Predicting Warren Buffett: Lessons on hindsight

Billionaire investor and businessman Warren Buffett has built an enviable investment record through his management of Berkshire Hathaway Inc. From 1965, when he took over the publicly traded company, through late September the stock grew from $18 a share to $75,700, an increase of 4,204%. That is equivalent to an annualized growth rate of almost 25% per year, well in excess of the stock market’s return of about 10% per year, as measured by the Standard & Poor’s 500 Stock Index.

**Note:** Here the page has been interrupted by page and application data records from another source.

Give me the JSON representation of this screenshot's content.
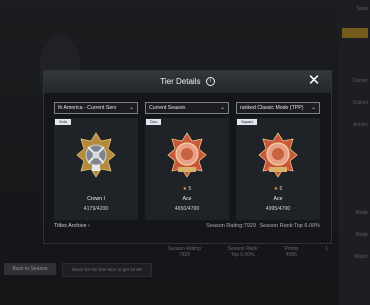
{
  "background": {
    "right_panel_items": [
      "Stats",
      "",
      "Career",
      "Collect",
      "Achiev",
      "Career",
      "",
      "",
      "Mode",
      "Mode",
      "Play",
      "Match"
    ],
    "bottom_button": "Back to Season",
    "bottom_tab": "Share for the free item to get 20 BP",
    "bottom_stats": [
      {
        "label": "Season Rating",
        "value": "7929"
      },
      {
        "label": "Season Rank",
        "value": "Top 6.00%"
      },
      {
        "label": "Points",
        "value": "4095"
      },
      {
        "label": "",
        "value": "1"
      }
    ]
  },
  "modal": {
    "title": "Tier Details",
    "close_label": "✕",
    "info_icon": "i",
    "dropdowns": [
      {
        "value": "th America - Current Serv"
      },
      {
        "value": "Current Season"
      },
      {
        "value": "ranked Classic Mode (TPP)"
      }
    ],
    "cards": [
      {
        "tag": "Solo",
        "stars": "",
        "tier": "Crown I",
        "points": "4179/4200",
        "medal": "crown"
      },
      {
        "tag": "Duo",
        "stars": "5",
        "tier": "Ace",
        "points": "4650/4700",
        "medal": "ace"
      },
      {
        "tag": "Squad",
        "stars": "5",
        "tier": "Ace",
        "points": "4995/4700",
        "medal": "ace"
      }
    ],
    "footer": {
      "archive": "Titles Archive",
      "archive_chevron": "›",
      "season_rating": "Season Rating:7929",
      "season_rank": "Season Rank:Top 6.00%"
    }
  }
}
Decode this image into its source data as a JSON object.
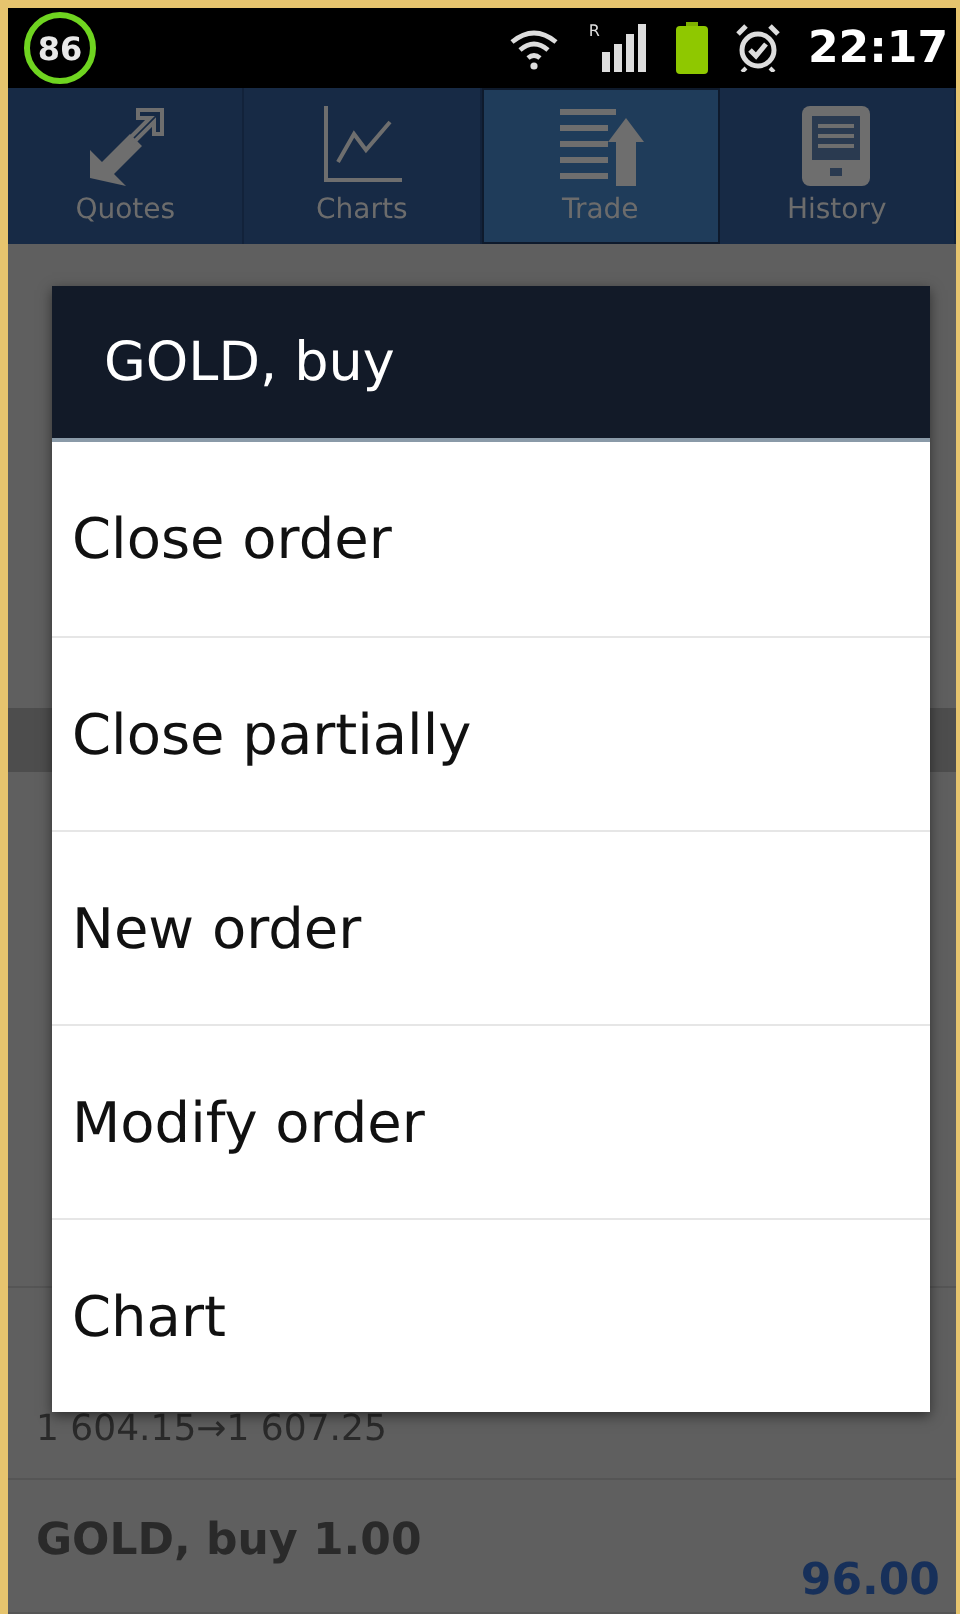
{
  "status_bar": {
    "battery_badge": "86",
    "roaming": "R",
    "time": "22:17"
  },
  "tabs": [
    {
      "label": "Quotes",
      "selected": false
    },
    {
      "label": "Charts",
      "selected": false
    },
    {
      "label": "Trade",
      "selected": true
    },
    {
      "label": "History",
      "selected": false
    }
  ],
  "dialog": {
    "title": "GOLD, buy",
    "items": [
      "Close order",
      "Close partially",
      "New order",
      "Modify order",
      "Chart"
    ]
  },
  "positions": [
    {
      "prices": "1 604.15→1 607.25"
    },
    {
      "title": "GOLD, buy 1.00",
      "profit": "96.00"
    }
  ]
}
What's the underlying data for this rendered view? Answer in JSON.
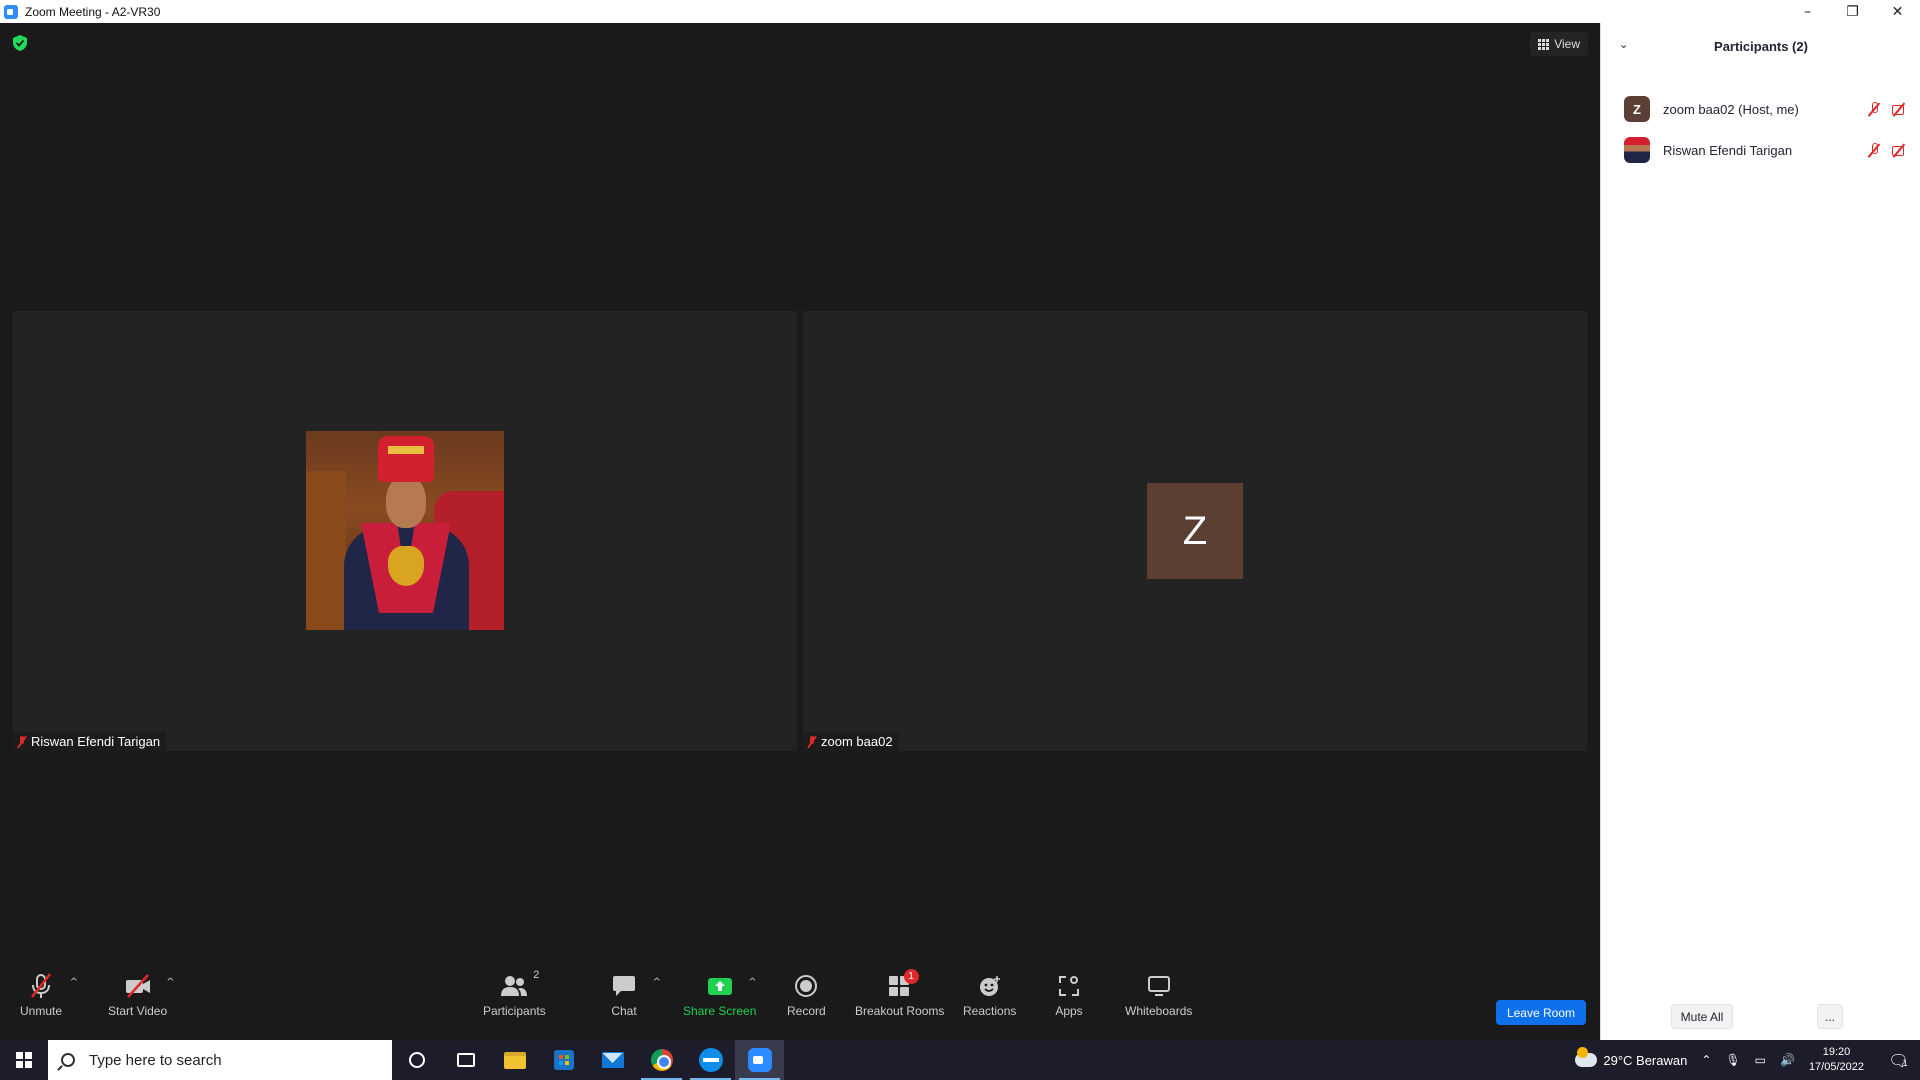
{
  "window": {
    "title": "Zoom Meeting - A2-VR30",
    "controls": [
      "–",
      "❐",
      "✕"
    ]
  },
  "meeting": {
    "view_label": "View",
    "tiles": [
      {
        "name": "Riswan Efendi Tarigan",
        "muted": true,
        "video": "profile-photo"
      },
      {
        "name": "zoom baa02",
        "muted": true,
        "avatar_letter": "Z",
        "avatar_color": "#5c3f33"
      }
    ]
  },
  "toolbar": {
    "unmute": "Unmute",
    "start_video": "Start Video",
    "participants": "Participants",
    "participants_count": "2",
    "chat": "Chat",
    "share_screen": "Share Screen",
    "record": "Record",
    "breakout_rooms": "Breakout Rooms",
    "breakout_badge": "1",
    "reactions": "Reactions",
    "apps": "Apps",
    "whiteboards": "Whiteboards",
    "leave": "Leave Room",
    "caret": "^"
  },
  "participants_panel": {
    "title": "Participants (2)",
    "collapse_icon": "chevron-down-icon",
    "participants": [
      {
        "name": "zoom baa02 (Host, me)",
        "avatar_letter": "Z",
        "mic": "muted",
        "video": "off"
      },
      {
        "name": "Riswan Efendi Tarigan",
        "avatar_letter": "",
        "mic": "muted",
        "video": "off"
      }
    ],
    "mute_all": "Mute All",
    "more": "..."
  },
  "taskbar": {
    "search_placeholder": "Type here to search",
    "weather": "29°C  Berawan",
    "time": "19:20",
    "date": "17/05/2022",
    "notification_count": "1"
  },
  "colors": {
    "accent": "#0e71eb",
    "share_green": "#1fd14f",
    "muted_red": "#e02828",
    "meeting_bg": "#1a1a1a"
  }
}
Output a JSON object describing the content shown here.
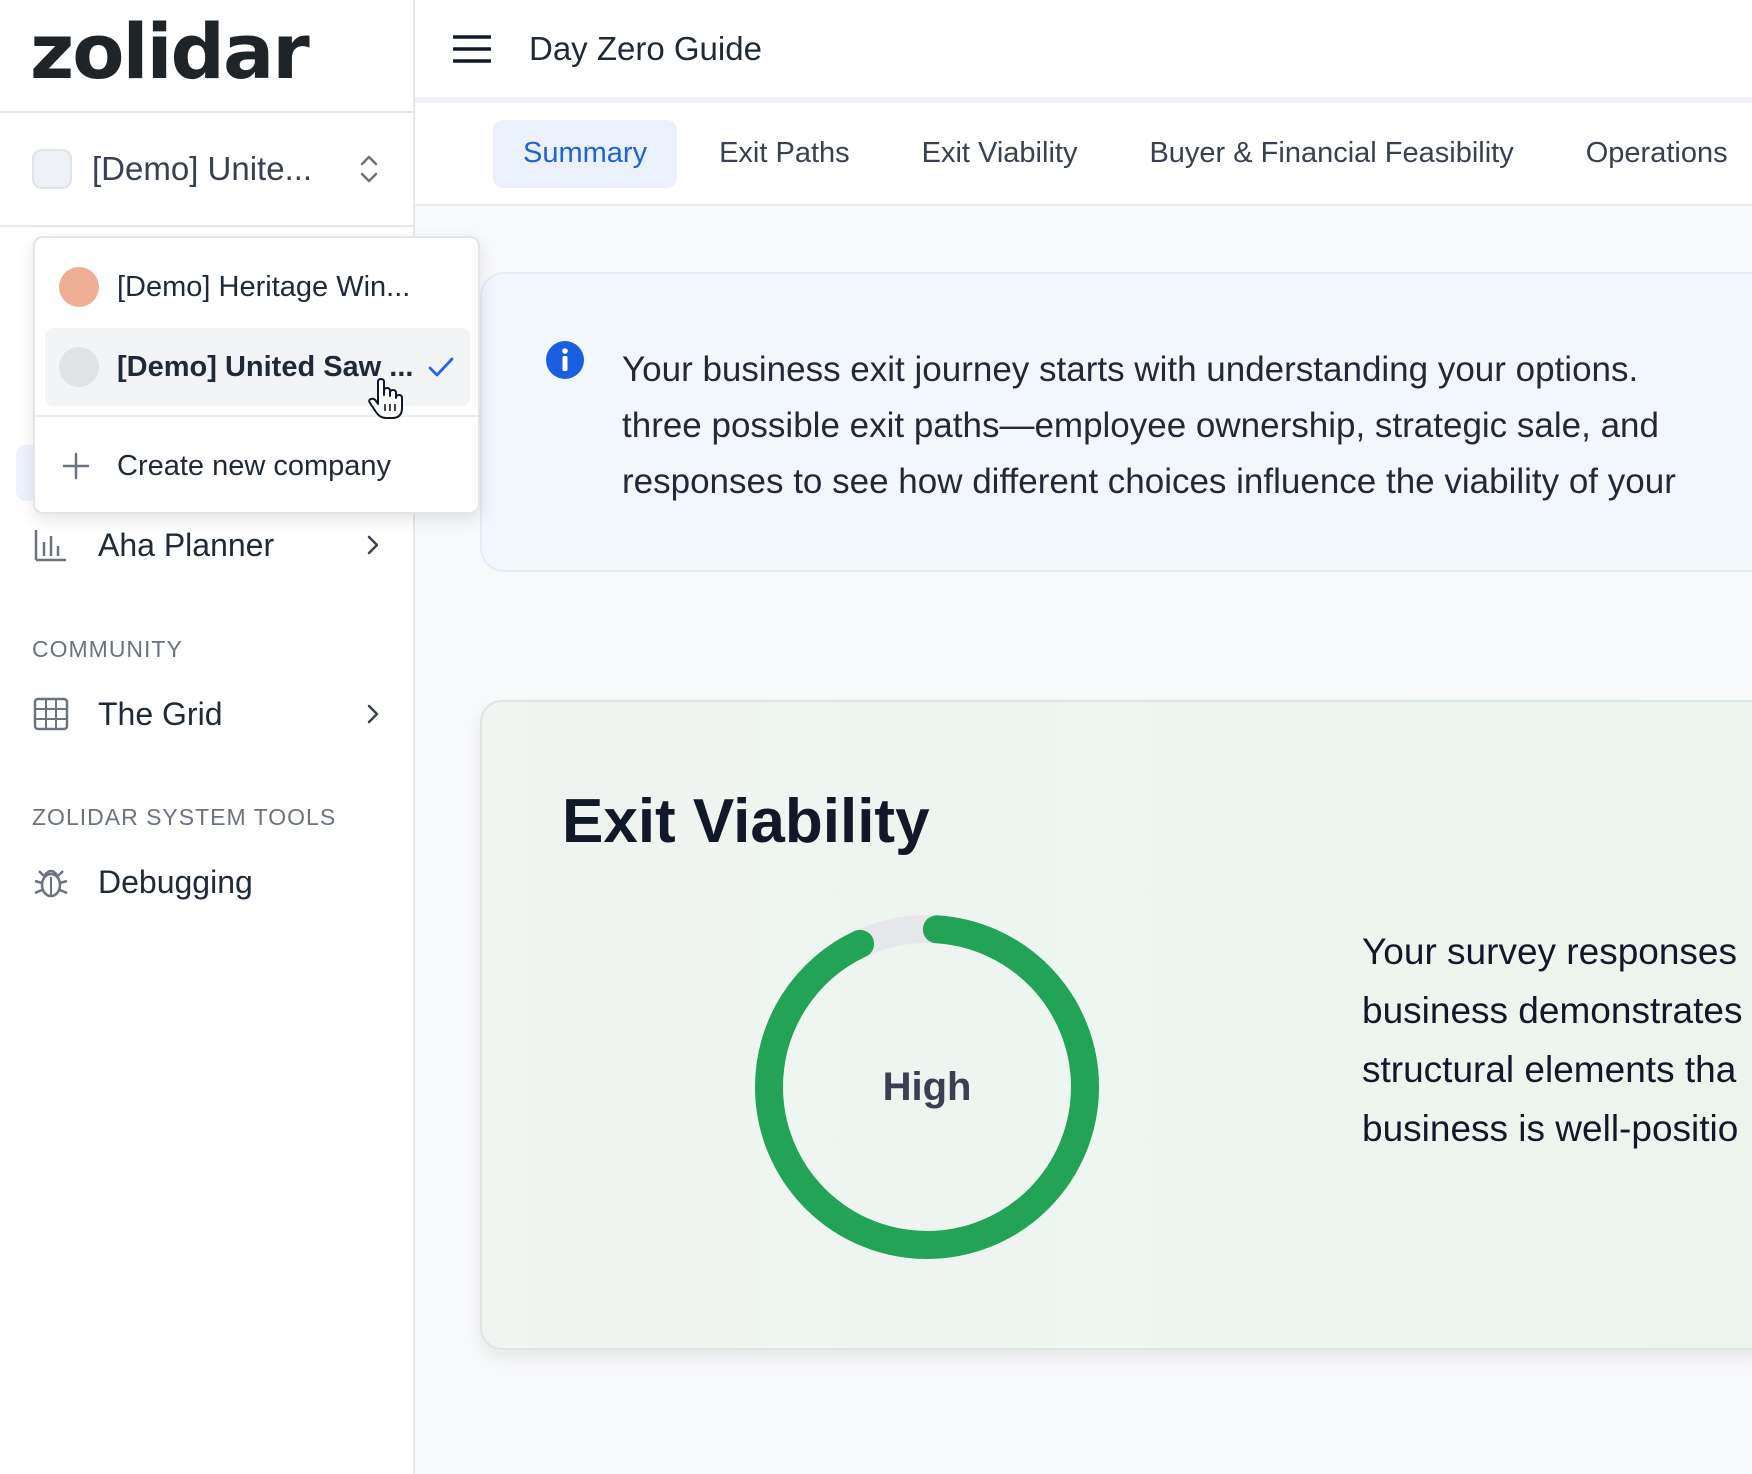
{
  "sidebar": {
    "logo": "zolidar",
    "company_switcher": {
      "label": "[Demo] Unite..."
    },
    "nav": [
      {
        "label": "Aha Planner"
      }
    ],
    "sections": [
      {
        "title": "COMMUNITY",
        "items": [
          {
            "label": "The Grid"
          }
        ]
      },
      {
        "title": "ZOLIDAR SYSTEM TOOLS",
        "items": [
          {
            "label": "Debugging"
          }
        ]
      }
    ]
  },
  "company_dropdown": {
    "items": [
      {
        "label": "[Demo] Heritage Win...",
        "color": "#f1ae97",
        "selected": false
      },
      {
        "label": "[Demo] United Saw ...",
        "color": "#e2e3e6",
        "selected": true
      }
    ],
    "create_label": "Create new company",
    "check_color": "#2563eb"
  },
  "header": {
    "title": "Day Zero Guide"
  },
  "tabs": [
    {
      "label": "Summary",
      "active": true
    },
    {
      "label": "Exit Paths",
      "active": false
    },
    {
      "label": "Exit Viability",
      "active": false
    },
    {
      "label": "Buyer & Financial Feasibility",
      "active": false
    },
    {
      "label": "Operations",
      "active": false
    }
  ],
  "info": {
    "lines": [
      "Your business exit journey starts with understanding your options.",
      "three possible exit paths—employee ownership, strategic sale, and",
      "responses to see how different choices influence the viability of your"
    ]
  },
  "exit_viability": {
    "title": "Exit Viability",
    "rating": "High",
    "score_fraction": 0.92,
    "gauge_color": "#22a355",
    "track_color": "#e5e7eb",
    "text_lines": [
      "Your survey responses",
      "business demonstrates",
      "structural elements tha",
      "business is well-positio"
    ]
  },
  "colors": {
    "accent": "#1e63d6",
    "info_icon": "#1a5fe0"
  }
}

In hindsight, someone who bought Berkshire Hathaway in 1965 and held it appears to be an investing genius. Although a handful of investors did just that, investors as a whole did not, notes Meir Statman, Finance Professor at Santa Clara University, and Jonathan Scheid, an analyst for Assante Asset Management in San Jose, CA. Hindsight, when applied to investing, is a dangerous and misleading exercise, and Berkshire Hathaway’s performance vs. that of most investors is a good example, the two argue in an academic paper written in 2001.

They note that Buffett himself has warned of the dangers of hindsight. In early 1966 the Dow Jones Industrial Average passed 1,000 for the first time but then fell back later that year. A few people called Buffett to warn him that it might fall further. Here was his reaction: “(1) if they knew in February that the Dow was going to 865 in May, why didn’t they let me in on it then; and (2) if they didn’t know what was going to happen during the ensuing three months back in February, how do they know in May?”

Statman and Scheid computed the “value-in-hindsight” price of Berkshire Hathaway in 1965, based on its actual price of $71,000 in 2000. An investor who could predict that Berkshire would beat the S&P 500 by such a large margin would have paid up to $1,383 per share in 1965. Investors should have realized that the $18 share price was a huge bargain.

So why does Buffett beat the market but the majority of investors do not? Theory and data show that insiders and entrepreneurs regularly beat the market, Statman and Scheid write. Insiders have access to unique information that gives them competitive advantages. Entrepreneurs have access to unique opportunities that earn returns well in excess of costs.

“Buffett is an extraordinarily skilled entrepreneur,” they note. “But the fact that Buffett beats the real market does not imply that today’s buyers or sellers of Berkshire Hathaway shares can expect to beat the stock market… We might find out, ten years from today, that $71,000 (in 2001) was a bargain price for Berkshire Hathaway shares. Or that it was a bubble price. But hindsight is not foresight.”